(Data about app and page elements)
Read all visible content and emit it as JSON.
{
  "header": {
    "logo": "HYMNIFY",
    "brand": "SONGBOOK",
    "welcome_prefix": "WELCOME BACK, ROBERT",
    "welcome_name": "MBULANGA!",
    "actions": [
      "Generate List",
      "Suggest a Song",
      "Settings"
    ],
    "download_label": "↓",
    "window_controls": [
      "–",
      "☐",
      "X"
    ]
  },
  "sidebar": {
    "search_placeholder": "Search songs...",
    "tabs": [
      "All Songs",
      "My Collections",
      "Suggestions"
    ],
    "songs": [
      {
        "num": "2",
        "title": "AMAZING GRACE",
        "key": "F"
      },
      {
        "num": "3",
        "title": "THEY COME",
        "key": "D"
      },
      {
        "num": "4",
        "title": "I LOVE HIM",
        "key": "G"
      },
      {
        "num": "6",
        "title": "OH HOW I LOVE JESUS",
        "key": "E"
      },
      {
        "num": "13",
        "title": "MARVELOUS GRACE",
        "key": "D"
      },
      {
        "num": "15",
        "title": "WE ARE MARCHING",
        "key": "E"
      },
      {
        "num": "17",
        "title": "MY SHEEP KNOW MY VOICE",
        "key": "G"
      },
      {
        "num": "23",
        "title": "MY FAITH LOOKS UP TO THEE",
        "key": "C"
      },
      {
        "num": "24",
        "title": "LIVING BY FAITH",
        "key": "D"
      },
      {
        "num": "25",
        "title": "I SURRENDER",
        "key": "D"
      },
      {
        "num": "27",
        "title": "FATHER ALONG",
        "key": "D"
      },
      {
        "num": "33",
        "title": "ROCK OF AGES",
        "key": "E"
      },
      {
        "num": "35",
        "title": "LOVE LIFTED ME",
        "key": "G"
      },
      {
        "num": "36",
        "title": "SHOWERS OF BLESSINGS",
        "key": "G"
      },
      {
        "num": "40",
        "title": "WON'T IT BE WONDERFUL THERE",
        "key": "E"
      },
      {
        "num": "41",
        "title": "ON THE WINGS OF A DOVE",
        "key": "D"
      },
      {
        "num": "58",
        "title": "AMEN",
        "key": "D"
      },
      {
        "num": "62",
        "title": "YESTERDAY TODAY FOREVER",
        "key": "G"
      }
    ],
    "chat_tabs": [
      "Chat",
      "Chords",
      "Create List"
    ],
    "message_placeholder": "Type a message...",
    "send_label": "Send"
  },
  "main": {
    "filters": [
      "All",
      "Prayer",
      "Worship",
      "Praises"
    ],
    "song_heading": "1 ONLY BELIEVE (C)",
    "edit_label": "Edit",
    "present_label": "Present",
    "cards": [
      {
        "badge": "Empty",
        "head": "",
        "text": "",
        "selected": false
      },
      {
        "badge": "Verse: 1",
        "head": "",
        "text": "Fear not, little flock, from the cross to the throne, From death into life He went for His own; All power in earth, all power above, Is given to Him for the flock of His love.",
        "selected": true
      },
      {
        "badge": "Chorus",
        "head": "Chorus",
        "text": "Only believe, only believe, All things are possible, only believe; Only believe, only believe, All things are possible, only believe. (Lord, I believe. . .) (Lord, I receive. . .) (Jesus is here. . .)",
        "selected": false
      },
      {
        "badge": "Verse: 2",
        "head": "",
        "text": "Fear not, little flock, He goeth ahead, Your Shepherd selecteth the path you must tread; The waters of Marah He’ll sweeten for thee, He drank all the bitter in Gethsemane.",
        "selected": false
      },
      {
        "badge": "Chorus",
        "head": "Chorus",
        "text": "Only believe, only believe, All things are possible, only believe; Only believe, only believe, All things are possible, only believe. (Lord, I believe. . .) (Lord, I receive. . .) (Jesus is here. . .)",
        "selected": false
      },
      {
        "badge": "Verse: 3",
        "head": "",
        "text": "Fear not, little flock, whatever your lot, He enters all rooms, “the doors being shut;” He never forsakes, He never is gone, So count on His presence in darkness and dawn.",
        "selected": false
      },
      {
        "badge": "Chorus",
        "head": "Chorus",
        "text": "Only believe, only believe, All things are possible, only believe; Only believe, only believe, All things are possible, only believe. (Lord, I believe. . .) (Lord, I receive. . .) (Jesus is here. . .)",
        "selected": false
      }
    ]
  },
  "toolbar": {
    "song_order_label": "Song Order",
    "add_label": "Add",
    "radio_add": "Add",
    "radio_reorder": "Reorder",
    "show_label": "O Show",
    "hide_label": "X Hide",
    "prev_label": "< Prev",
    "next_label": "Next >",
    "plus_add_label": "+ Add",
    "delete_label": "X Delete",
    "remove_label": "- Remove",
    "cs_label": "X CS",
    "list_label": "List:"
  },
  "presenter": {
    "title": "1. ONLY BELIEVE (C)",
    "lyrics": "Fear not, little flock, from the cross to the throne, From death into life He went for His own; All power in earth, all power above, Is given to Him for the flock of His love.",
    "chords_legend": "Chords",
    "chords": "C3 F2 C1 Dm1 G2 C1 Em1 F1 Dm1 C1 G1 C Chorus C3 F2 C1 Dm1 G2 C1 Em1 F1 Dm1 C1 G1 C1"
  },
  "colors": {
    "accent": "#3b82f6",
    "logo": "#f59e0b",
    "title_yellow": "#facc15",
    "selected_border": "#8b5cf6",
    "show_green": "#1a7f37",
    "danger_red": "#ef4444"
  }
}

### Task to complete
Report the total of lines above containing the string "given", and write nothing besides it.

### Response to this exercise
2